Newlands is sensitive to this concern and, at various points in the book, he attempts to engage with the question of the relationship between concepts and their objects. At one point, he claims that they must characterize their objects, which he glosses in Spinozistic terms as that they must "express" their objects (p. 21). But he then proceeds to give an account of expression in terms of conceptual containment (p. 23), which obviously puts us back where we started. At another point, he claims that we should not think of the relationship between concepts and their objects as a representational one. Rather, concepts are ways in which the objects themselves are structured (p. 249). But then it is difficult to see how the conceptualist strategy is supposed to yield Consistent Conceptual Variability, according to which it is possible for one and the same thing to be both F and not-F. If concepts are just the structures of things themselves, then Consistent Conceptual Variability would be tantamount to the claim that a thing can be structured so that it is both F and not-F. Newlands sometimes frankly admits that problems such as these loom for his interpretation and concludes that Spinoza's project is flawed, suggesting that this might be a reason to find Spinoza's philosophy even more interesting than it would be otherwise (p. 250). I have no quarrel with finding flawed philosophies interesting or with thinking that Spinoza's philosophy is flawed. I am not persuaded, however, that Spinoza's philosophy is flawed in just the way that it would be on Newlands' interpretation because I believe that there are alternative interpretations which impute fewer global flaws to it and which have a more explicit basis in Spinoza's text.

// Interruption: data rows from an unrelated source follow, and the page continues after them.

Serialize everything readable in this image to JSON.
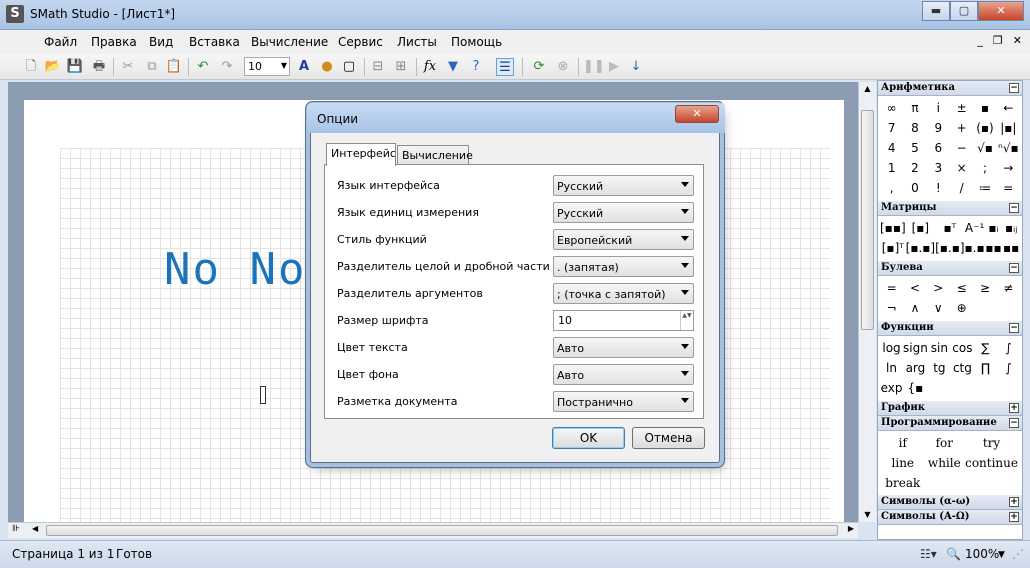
{
  "window": {
    "title": "SMath Studio - [Лист1*]",
    "icon_letter": "S",
    "minimize": "▬",
    "maximize": "▢",
    "close": "✕"
  },
  "menu": [
    "Файл",
    "Правка",
    "Вид",
    "Вставка",
    "Вычисление",
    "Сервис",
    "Листы",
    "Помощь"
  ],
  "mdi": {
    "minimize": "_",
    "restore": "❐",
    "close": "✕"
  },
  "toolbar": {
    "font_size": "10"
  },
  "document": {
    "text": "No Note"
  },
  "status": {
    "page": "Страница 1 из 1",
    "state": "Готов",
    "zoom": "100%"
  },
  "dialog": {
    "title": "Опции",
    "tabs": [
      "Интерфейс",
      "Вычисление"
    ],
    "options": [
      {
        "label": "Язык интерфейса",
        "value": "Русский",
        "kind": "combo"
      },
      {
        "label": "Язык единиц измерения",
        "value": "Русский",
        "kind": "combo"
      },
      {
        "label": "Стиль функций",
        "value": "Европейский",
        "kind": "combo"
      },
      {
        "label": "Разделитель целой и дробной части",
        "value": ". (запятая)",
        "kind": "combo"
      },
      {
        "label": "Разделитель аргументов",
        "value": "; (точка с запятой)",
        "kind": "combo"
      },
      {
        "label": "Размер шрифта",
        "value": "10",
        "kind": "spin"
      },
      {
        "label": "Цвет текста",
        "value": "Авто",
        "kind": "combo"
      },
      {
        "label": "Цвет фона",
        "value": "Авто",
        "kind": "combo"
      },
      {
        "label": "Разметка документа",
        "value": "Постранично",
        "kind": "combo"
      }
    ],
    "ok": "OK",
    "cancel": "Отмена"
  },
  "panel": {
    "arithmetic": {
      "title": "Арифметика",
      "symbols": [
        "∞",
        "π",
        "i",
        "±",
        "▪",
        "←",
        "7",
        "8",
        "9",
        "+",
        "(▪)",
        "|▪|",
        "4",
        "5",
        "6",
        "−",
        "√▪",
        "ⁿ√▪",
        "1",
        "2",
        "3",
        "×",
        ";",
        "→",
        ",",
        "0",
        "!",
        "/",
        "≔",
        "="
      ]
    },
    "matrices": {
      "title": "Матрицы",
      "symbols": [
        "[▪▪]",
        "[▪]",
        "▪ᵀ",
        "A⁻¹",
        "▪ᵢ",
        "▪ᵢⱼ",
        "[▪]ᵀ",
        "[▪.▪]",
        "[▪.▪]",
        "▪.▪",
        "▪▪",
        "▪▪"
      ]
    },
    "boolean": {
      "title": "Булева",
      "symbols": [
        "=",
        "<",
        ">",
        "≤",
        "≥",
        "≠",
        "¬",
        "∧",
        "∨",
        "⊕"
      ]
    },
    "functions": {
      "title": "Функции",
      "symbols": [
        "log",
        "sign",
        "sin",
        "cos",
        "∑",
        "∫",
        "ln",
        "arg",
        "tg",
        "ctg",
        "∏",
        "∫",
        "exp",
        "{▪"
      ]
    },
    "graph": {
      "title": "График"
    },
    "programming": {
      "title": "Программирование",
      "symbols": [
        "if",
        "for",
        "try",
        "line",
        "while",
        "continue",
        "break"
      ]
    },
    "symbols_lower": {
      "title": "Символы (α-ω)"
    },
    "symbols_upper": {
      "title": "Символы (Α-Ω)"
    }
  }
}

Having read Newlands' book, it is clear to me that he is a skilled and resourceful philosopher and his argument is a creative attempt to deal with some of the deepest problems in Spinoza's philosophy. In the end, however, the conceptualist strategy cannot successfully reconcile parsimony and plentitude. Either we are left with conceptual plentitude and metaphysical parsimony that, while perhaps peacefully coexisting, do not have enough to do with one another to count as being reconciled or a reconciliation accomplished by brute force in the face of all the contradictions that supposedly motivated the strategy in the first place. Just as if the conceptualist strategy had succeeded, its success would have given us a reason to accept it, its failure provides us with a reason to search for alternative interpretations.

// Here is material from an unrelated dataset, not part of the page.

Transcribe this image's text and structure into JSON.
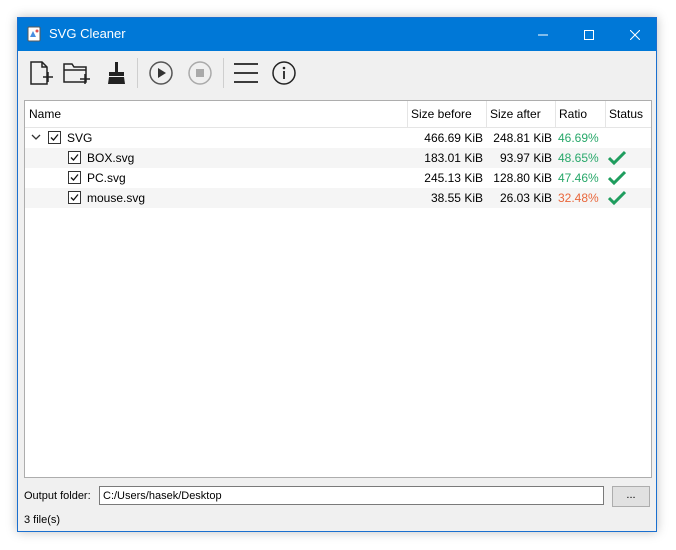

 Don Garrett, "Spinoza's Necessitarianism," in God and Nature in Spinoza's Metaphysics, ed. Yirmiyahu Yovel (Leiden: E.J. Brill, 1991).